The United Nation refugee agency has kicked off a global campaign to end the plight of at least 10 million stateless people by 2024, a move described by observers as “too optimistic”.
A child is born stateless every 10 minutes, and over a third of the world’s stateless population are children, according to the UNHCR, which launched the “I Belong” campaign on Tuesday.
South Africa’s Nobel Peace Laureate Archbishop Desmond Tutu and Hollywood actress Angelina Jolie have backed the campaign, signing – along with UNHCR chief Antonio Guterres and celebrities – an open letter calling for “10 million signatures to change 10 million lives”.
“Statelessness makes people feel like their very existence is a crime,” Guterres said. “We have a historic opportunity to end the scourge of statelessness within 10 years, and give back hope to millions of people.”
Others who have signed include Iranian Nobel Peace Laureate Shirin Ebadi, opera singer Barbara Hendricks, South African musician Hugh Masekela, Afghan-born novelist Khaled Hosseini, author of The Kite Runner, and model Alek Wek.
Statelessness results from people falling through the cracks when new countries are created. Mothers in 27 countries are banned by law from passing on their nationalities to their offspring.

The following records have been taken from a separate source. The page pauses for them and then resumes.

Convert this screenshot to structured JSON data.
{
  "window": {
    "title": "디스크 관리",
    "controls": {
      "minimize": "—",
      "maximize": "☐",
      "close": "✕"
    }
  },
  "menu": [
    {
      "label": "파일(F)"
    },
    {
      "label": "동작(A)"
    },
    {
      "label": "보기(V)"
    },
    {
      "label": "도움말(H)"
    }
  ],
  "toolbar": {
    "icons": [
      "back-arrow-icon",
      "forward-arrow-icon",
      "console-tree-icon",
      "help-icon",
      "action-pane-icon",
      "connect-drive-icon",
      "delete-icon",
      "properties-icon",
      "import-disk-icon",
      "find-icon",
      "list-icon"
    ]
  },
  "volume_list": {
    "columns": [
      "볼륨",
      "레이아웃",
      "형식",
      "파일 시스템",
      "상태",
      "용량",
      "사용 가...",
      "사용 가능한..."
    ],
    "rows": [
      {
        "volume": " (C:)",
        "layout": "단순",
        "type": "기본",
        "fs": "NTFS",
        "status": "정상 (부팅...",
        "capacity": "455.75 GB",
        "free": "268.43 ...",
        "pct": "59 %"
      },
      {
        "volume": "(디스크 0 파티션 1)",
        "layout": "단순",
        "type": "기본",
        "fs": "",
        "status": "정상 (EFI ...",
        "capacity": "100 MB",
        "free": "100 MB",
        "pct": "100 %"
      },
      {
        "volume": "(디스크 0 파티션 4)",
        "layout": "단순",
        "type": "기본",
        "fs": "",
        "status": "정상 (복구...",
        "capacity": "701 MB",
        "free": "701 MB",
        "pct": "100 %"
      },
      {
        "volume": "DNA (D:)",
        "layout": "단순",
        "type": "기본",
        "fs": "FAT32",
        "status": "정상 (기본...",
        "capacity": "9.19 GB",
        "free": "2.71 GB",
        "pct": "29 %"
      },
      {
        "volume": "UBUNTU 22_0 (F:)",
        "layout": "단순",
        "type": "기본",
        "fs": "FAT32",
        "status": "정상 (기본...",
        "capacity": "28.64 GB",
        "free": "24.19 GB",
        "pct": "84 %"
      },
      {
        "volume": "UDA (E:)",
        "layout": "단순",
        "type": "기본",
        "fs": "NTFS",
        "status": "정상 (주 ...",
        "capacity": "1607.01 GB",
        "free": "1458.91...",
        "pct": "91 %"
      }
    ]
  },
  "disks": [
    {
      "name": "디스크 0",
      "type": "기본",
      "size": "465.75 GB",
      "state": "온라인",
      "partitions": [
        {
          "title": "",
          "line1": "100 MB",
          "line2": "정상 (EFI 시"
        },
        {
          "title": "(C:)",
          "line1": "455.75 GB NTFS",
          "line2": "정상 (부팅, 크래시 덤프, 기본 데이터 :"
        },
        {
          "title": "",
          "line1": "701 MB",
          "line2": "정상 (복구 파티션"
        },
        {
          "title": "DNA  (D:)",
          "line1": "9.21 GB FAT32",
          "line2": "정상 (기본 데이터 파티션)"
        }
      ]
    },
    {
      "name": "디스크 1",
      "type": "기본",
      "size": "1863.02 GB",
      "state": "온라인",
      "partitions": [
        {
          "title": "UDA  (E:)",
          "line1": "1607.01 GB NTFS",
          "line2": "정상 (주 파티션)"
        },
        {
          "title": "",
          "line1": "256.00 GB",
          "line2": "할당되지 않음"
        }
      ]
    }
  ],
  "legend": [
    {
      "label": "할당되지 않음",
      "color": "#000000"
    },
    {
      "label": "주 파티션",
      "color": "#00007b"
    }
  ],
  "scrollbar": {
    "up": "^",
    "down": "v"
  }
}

The UNHCR says this leads to what it calls “legal ghosts” often being denied rights to education or health services, and often leaving them at high risk of detention and exploitation, including slavery.
The 10-point plan, aiming to resolve major stateless crises, ensures no child is born stateless and remove gender discrimination from nationality laws.
Mathew Smith, founder of Fortify Rights, told Al Jazeera that the plan is “too optimistic” but “can draw enough attention to the cause”.
Speaking from Thailand’s capital Bangkok, Smith added: “There is a lot that UN agencies and other organisations can do,” explaining that Rohingya Muslim refugees in Malaysia have to be detained in order for them to get registered at UN organisations.
“If this is the only way to get a UN card, then the system is surely broken, which makes this a good thing to start with,” Smith said.
The largest stateless population is in Myanmar where more than 1 million ethnic Rohingya are refused nationality. Other countries with high numbers of stateless people include Ivory Coast, Thailand, Nepal, Latvia, and the Dominican Republic.
“Without a nationality you are no better than a wild animal, wandering from place to place,” said Maryam Draogo, who recently acquired Ivorian citizenship. “You’re nobody, you belong nowhere.”
The UN has warned that the conflict in Syria could give rise to a new stateless population. Over 50,000 babies have been born to Syrian refugee women who have fled to neighbouring countries, with many not having birth certificates. Statelessness is also inherited.
Noting a shift in international attitudes towards statelessness, Guterres said that legislative and policy changes have enabled more than 4 million stateless to gain a nationality in the last decade.